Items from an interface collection
[Start of section]

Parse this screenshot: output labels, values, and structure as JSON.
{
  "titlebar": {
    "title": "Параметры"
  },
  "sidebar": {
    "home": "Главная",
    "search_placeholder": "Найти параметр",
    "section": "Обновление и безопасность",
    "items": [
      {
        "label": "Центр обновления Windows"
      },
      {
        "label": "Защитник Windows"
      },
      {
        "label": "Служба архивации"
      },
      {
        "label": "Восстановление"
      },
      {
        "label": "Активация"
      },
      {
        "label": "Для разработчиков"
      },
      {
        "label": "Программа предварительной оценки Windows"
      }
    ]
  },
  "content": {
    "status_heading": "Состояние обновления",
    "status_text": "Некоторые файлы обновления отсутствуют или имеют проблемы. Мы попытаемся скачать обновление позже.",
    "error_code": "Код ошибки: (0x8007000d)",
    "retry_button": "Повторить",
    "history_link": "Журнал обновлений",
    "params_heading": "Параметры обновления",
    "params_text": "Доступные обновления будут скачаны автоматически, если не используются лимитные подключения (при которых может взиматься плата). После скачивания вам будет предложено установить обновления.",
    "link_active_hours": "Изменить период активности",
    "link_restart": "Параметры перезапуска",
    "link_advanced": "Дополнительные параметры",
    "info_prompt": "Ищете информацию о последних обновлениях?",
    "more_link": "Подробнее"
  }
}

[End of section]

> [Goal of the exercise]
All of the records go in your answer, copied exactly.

> [Written response]
Parse this screenshot: output labels, values, and structure as JSON.
{
  "titlebar": {
    "title": "Параметры"
  },
  "sidebar": {
    "home": "Главная",
    "search_placeholder": "Найти параметр",
    "section": "Обновление и безопасность",
    "items": [
      {
        "label": "Центр обновления Windows"
      },
      {
        "label": "Защитник Windows"
      },
      {
        "label": "Служба архивации"
      },
      {
        "label": "Восстановление"
      },
      {
        "label": "Активация"
      },
      {
        "label": "Для разработчиков"
      },
      {
        "label": "Программа предварительной оценки Windows"
      }
    ]
  },
  "content": {
    "status_heading": "Состояние обновления",
    "status_text": "Некоторые файлы обновления отсутствуют или имеют проблемы. Мы попытаемся скачать обновление позже.",
    "error_code": "Код ошибки: (0x8007000d)",
    "retry_button": "Повторить",
    "history_link": "Журнал обновлений",
    "params_heading": "Параметры обновления",
    "params_text": "Доступные обновления будут скачаны автоматически, если не используются лимитные подключения (при которых может взиматься плата). После скачивания вам будет предложено установить обновления.",
    "link_active_hours": "Изменить период активности",
    "link_restart": "Параметры перезапуска",
    "link_advanced": "Дополнительные параметры",
    "info_prompt": "Ищете информацию о последних обновлениях?",
    "more_link": "Подробнее"
  }
}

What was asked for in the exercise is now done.